On Friday, Rossiya Segodnya, the Moscow-based parent agency of Sputnik, received a reply to its January letter to UNESCO concerning the situation around Sputnik Estonia journalists, who had been forced to shut down their office in the Baltic country. The UN specialized agency said that it would continue defending the press’ rights to obtain and distribute information.
In a comment to Sputnik, Vyshinsky said that this letter from Moez Chakchouk, UNESCO's assistant director-general for communication and information, "frankly surprised and, to some extent, even outraged us".
"The thing is that we did not expect any sharp reaction from UNESCO, because we are well aware of the … nature of this organization and the diplomatic style of its representatives. But on the other hand, what we did not expect at all is to receive in reply vague words about the commitment to freedom of speech almost six months after our meeting and conversation at UNESCO", the journalist said.
According to Vyshinsky, the letter gives reasons to point to double standards applicable to journalists working for and cooperating with Russian media outlets.
"The letter that we received from UNESCO has become another confirmation that freedom of speech in Europe is no longer considered a value that one can fight for and defend with regard to all journalists, regardless of their media affiliation and a country of origin of the media", Vyshinsky added.
Sputnik Estonia staffers were forced to terminate their contracts starting 1 January, after receiving threats of jail terms of up to five years from Estonian police, which cited the 2014 EU sanctions, imposed on Dmitry Kiselev — the head of the Rossiya Segodnya International Information Agency — as the grounds for prosecuting the outlet's employees. However, the outlet itself has not appeared on any sanctions lists.

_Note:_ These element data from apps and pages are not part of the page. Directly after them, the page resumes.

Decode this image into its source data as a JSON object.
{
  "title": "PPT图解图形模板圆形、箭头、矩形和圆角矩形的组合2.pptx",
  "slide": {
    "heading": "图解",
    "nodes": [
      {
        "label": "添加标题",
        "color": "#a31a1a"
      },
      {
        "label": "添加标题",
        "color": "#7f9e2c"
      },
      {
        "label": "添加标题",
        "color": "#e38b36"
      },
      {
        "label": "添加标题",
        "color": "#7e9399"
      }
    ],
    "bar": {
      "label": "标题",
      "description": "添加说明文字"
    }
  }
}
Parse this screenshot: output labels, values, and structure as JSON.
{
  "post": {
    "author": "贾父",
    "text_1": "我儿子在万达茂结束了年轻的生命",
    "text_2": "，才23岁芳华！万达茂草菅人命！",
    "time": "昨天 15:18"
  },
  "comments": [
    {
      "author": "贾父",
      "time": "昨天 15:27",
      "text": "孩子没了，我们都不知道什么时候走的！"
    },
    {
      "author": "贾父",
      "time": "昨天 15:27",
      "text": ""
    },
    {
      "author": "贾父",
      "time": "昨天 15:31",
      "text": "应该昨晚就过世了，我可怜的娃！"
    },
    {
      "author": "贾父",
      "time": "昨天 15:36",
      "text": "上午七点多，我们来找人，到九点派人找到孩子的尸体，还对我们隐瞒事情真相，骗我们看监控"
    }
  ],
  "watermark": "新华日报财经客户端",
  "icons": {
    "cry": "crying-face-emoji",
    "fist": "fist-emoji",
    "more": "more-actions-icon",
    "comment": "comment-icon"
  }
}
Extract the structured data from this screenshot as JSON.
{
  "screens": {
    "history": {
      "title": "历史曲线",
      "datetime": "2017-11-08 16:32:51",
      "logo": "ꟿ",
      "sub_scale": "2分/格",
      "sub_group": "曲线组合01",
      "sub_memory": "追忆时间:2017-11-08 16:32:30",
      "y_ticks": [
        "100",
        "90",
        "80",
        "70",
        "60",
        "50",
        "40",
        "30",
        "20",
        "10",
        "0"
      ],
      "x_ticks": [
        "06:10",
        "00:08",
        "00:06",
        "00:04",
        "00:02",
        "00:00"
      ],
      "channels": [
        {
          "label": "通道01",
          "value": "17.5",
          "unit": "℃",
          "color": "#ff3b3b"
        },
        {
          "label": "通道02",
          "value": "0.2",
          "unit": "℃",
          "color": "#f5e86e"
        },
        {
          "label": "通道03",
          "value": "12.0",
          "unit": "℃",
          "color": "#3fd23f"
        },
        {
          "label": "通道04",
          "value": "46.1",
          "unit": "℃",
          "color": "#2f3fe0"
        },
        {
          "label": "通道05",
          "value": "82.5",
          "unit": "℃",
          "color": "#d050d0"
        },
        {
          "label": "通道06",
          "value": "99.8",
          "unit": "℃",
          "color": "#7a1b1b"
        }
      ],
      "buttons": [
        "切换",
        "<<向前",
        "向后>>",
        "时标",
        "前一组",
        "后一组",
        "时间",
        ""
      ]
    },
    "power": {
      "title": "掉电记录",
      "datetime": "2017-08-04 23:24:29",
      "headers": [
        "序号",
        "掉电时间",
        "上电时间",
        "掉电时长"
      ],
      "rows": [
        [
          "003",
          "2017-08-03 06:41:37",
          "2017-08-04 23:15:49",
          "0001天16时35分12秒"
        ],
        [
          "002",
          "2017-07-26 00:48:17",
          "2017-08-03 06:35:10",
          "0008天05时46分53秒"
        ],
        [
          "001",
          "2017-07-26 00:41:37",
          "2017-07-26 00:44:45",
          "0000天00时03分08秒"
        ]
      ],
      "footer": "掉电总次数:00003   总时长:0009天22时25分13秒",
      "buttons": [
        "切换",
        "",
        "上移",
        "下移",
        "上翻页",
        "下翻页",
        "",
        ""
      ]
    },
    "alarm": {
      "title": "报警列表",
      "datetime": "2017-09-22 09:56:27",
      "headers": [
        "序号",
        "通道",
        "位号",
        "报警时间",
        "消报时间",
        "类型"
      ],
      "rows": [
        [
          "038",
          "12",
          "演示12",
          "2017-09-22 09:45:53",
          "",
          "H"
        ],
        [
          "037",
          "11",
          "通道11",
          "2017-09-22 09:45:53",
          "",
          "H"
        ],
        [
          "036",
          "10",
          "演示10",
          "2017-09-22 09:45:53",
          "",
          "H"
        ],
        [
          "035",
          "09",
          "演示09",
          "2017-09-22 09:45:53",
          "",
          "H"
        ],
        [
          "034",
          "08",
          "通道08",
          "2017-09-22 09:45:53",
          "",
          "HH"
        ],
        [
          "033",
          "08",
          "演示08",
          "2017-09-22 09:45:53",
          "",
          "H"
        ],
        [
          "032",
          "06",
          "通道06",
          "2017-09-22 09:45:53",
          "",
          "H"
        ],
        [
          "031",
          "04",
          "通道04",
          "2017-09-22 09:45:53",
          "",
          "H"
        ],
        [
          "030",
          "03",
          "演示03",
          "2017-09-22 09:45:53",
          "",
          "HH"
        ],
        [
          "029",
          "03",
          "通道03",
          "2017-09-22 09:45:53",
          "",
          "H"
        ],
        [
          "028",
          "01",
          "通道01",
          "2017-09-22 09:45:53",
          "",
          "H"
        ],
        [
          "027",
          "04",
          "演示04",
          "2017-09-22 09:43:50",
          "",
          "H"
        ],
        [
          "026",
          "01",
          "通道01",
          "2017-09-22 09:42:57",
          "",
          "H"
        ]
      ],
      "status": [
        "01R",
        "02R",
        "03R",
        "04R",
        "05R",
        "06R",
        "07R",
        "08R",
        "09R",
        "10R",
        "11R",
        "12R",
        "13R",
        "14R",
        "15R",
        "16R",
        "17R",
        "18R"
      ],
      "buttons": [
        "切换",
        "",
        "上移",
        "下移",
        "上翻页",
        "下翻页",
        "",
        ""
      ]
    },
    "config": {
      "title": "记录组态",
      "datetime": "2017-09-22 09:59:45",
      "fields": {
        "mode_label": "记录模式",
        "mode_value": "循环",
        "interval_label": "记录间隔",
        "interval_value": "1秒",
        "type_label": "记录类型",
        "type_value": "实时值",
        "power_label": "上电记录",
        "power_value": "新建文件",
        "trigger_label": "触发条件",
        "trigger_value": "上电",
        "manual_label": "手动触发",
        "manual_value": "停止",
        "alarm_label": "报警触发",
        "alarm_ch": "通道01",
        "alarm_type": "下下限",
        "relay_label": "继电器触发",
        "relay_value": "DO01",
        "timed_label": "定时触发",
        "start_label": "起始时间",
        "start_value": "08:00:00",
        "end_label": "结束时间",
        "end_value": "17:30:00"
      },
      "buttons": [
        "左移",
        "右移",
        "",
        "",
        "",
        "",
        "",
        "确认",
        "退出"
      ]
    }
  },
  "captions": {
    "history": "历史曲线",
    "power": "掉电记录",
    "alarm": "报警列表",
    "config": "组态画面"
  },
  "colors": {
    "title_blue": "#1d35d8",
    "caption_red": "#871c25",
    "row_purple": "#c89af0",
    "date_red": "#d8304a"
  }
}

In connection with the situation, Rossiya Segodnya has appealed to UNESCO and the Organization for Security and Co-operation in Europe, as well as reporters' rights groups. The OSCE representative on freedom of the media, Harlem Desir, in particular, urged Tallinn to "refrain from unnecessary limitations on the work of foreign media that can affect the free flow of information". Desir also stated that individual EU sanctions on Kiselev could not be extended to Sputnik Estonia journalists.